Jackie Salit, in her Afterword to the book, eloquently quotes James Baldwin from his 1965 debate with conservative icon William F. Buckley Jr. The topic being debated was, “The American Dream Is at the Expense of the American Negro.” Baldwin said,
[W]e the American people . . . have to accept . . . that on th[is] continent we are trying to forge a new identity for which we need each other, and that I am not a ward of America, I am not an object of missionary charity, I am one of the people who built this country. Until this moment, there is scarcely any hope for the American dream.”
Baldwin also said,
What is crucial here is that unless we can manage to establish some kind of dialogue between those people whom I pretend have paid for the American Dream, and those other people who have not achieved it, we will be in terrible trouble . . . .”
That is the problem with our partisan political structure. It doesn’t bring about true equality and it doesn’t foster dialogue. We need to forge a new identity to enliven the American Dream, and Omar Ali writes about those who have been working on that for years in the African American community.
I have countless friends and family on the Republican side who believe that there is no systemic racism, that we’ve already achieved “equal opportunity,” and now it’s just a matter of people “working hard.” They don’t believe that “victim mentality” serves anyone. Perhaps somewhat ironically, they also believe that the tables have now been turned against them. That racial minorities, buoyed by Democrats, seek disproportionate power to wield the state to advance themselves above THEM, to begin a new era of discrimination against THEM.
On the other hand, my Democratic friends have absolutely no sympathy for this mindset and are quick to label anyone on the right who doesn’t favor Democratic policies as racist, bigoted, fascist, uneducated, etc.
If our political system didn’t divide us into two competing teams, as well as along racial, class and ideological lines, we’d be able to see each other better and we’d be less apt to view a different viewpoint as the enemy, but simply as different. We’d work harder to incorporate various perspectives into policy rather than find ways to manipulate the system to marginalize the viewpoints we don’t like. We’d be able to see that politics doesn’t have to be about power and non-power, but it can be about empowerment, for everyone.
While it may appear like Black Americans are currently prospering with a home in the Democratic party, we need to create a political environment where they can move politically as freely as whites do, and not feel as though the Democratic party is “their only real home.”

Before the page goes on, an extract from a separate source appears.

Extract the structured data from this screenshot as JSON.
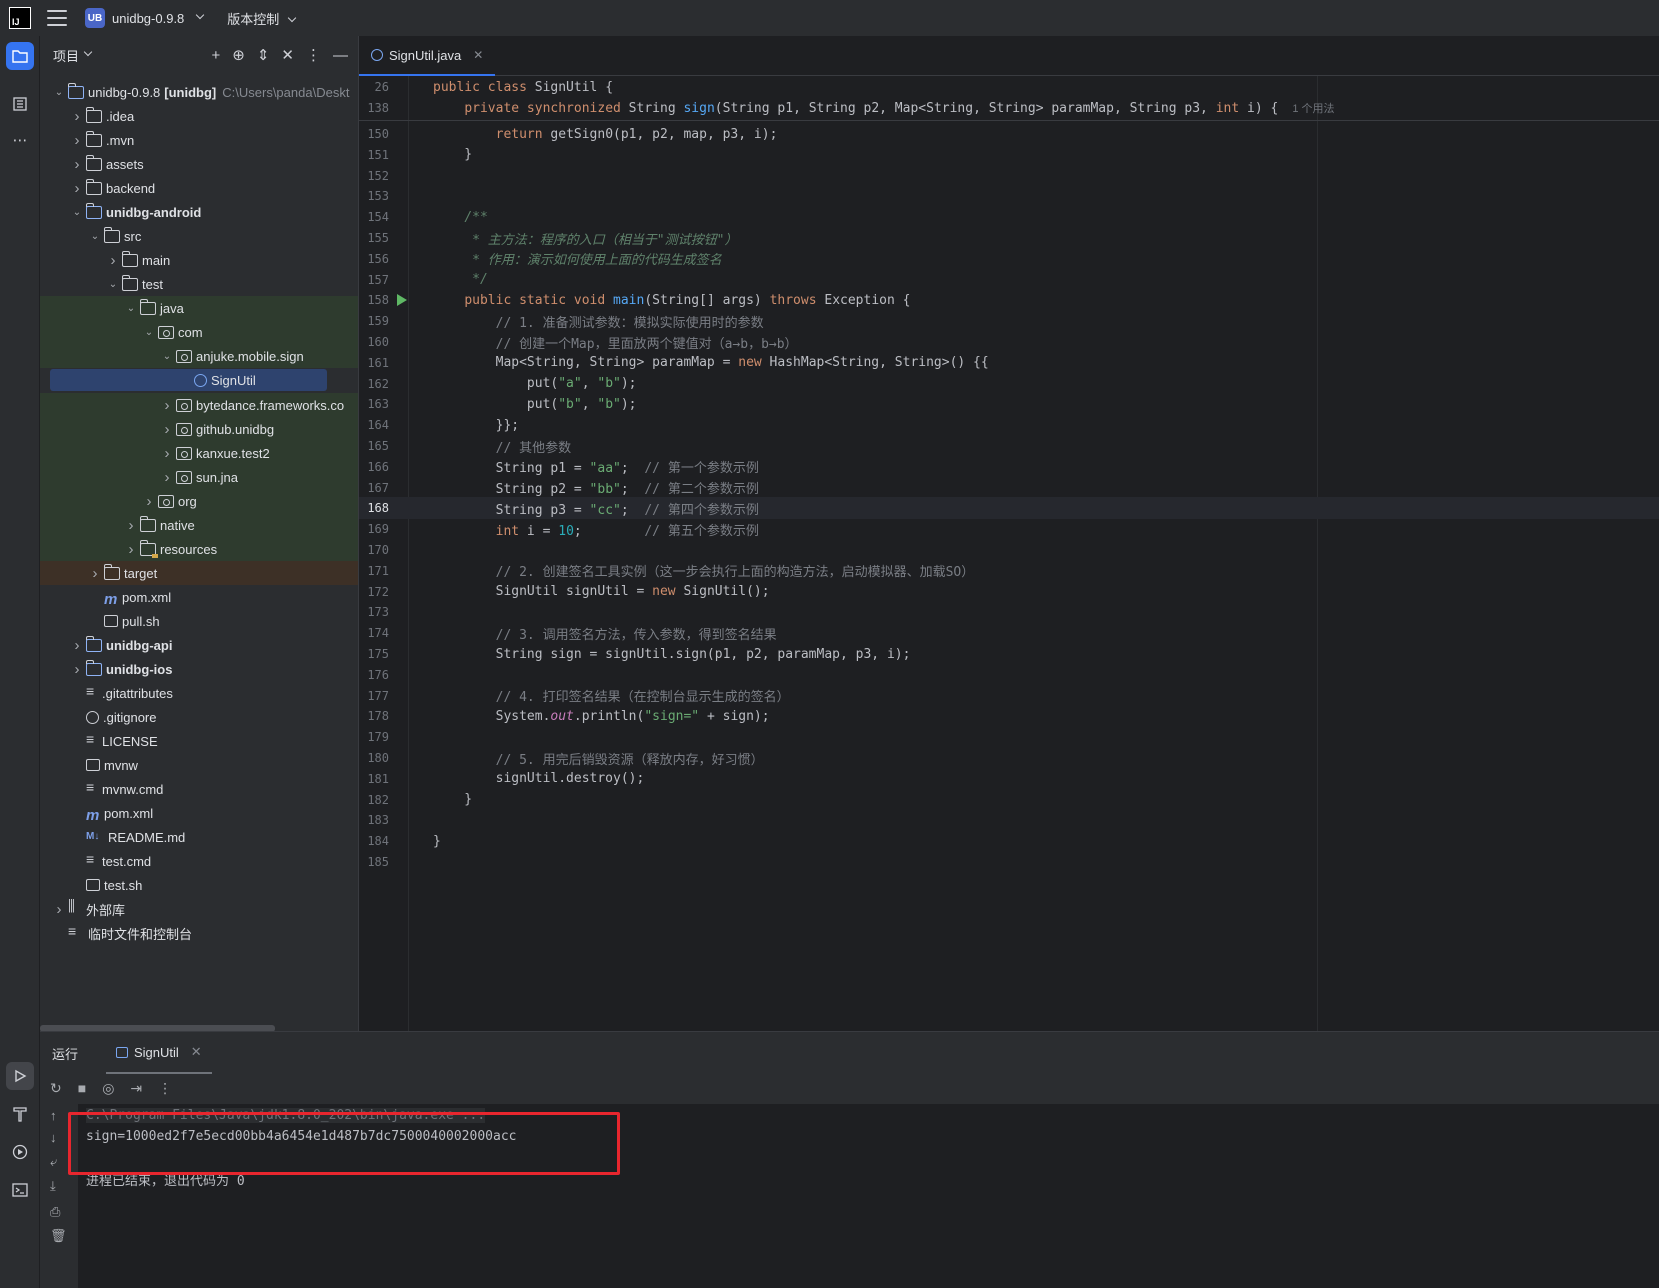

I agree with Ali and Salit that to “transform an exploitative and divisive political and cultural system,” hope lies in a successful Black and independent alliance. We need to continue building coalitions that are cross-racial, cross-ideological, and that cross the class divides. Moving to nonpartisan / public primaries is a good way to press forward in the same spirit of many who went before, documented by Omar Ali. In fact, it seems our country, in my lifetime, has never been so in need of, and ready for, these changes.
Tiani Xochitl Coleman is a mother of five, a graduate of Cornell Law School, and President of New Hampshire Independent Voters and New Hampshire Ranked Choice Voting.
In the Balance of Power:
Independent Black Politics and
Third-Party Movements in the United States
By Omar H. Ali
Video of our Feb 21st zoom conversation with Dr. Omar Ali will be available soon.
One thought on “Reader’s Forum — Tiani Coleman”
I wholeheartedly agree. The duopoly promises nothing but more of the same.
There is talk about the Republican Party breaking into two distinct parties. The SAM Party and People’s Party were formed to attract members disillusioned with the major parties and are now running or will soon be running candidates.
Unfortunately, without real electoral reform, none may have success beyond getting on the ballot. Same goes for long-established minor parties and independent candidates.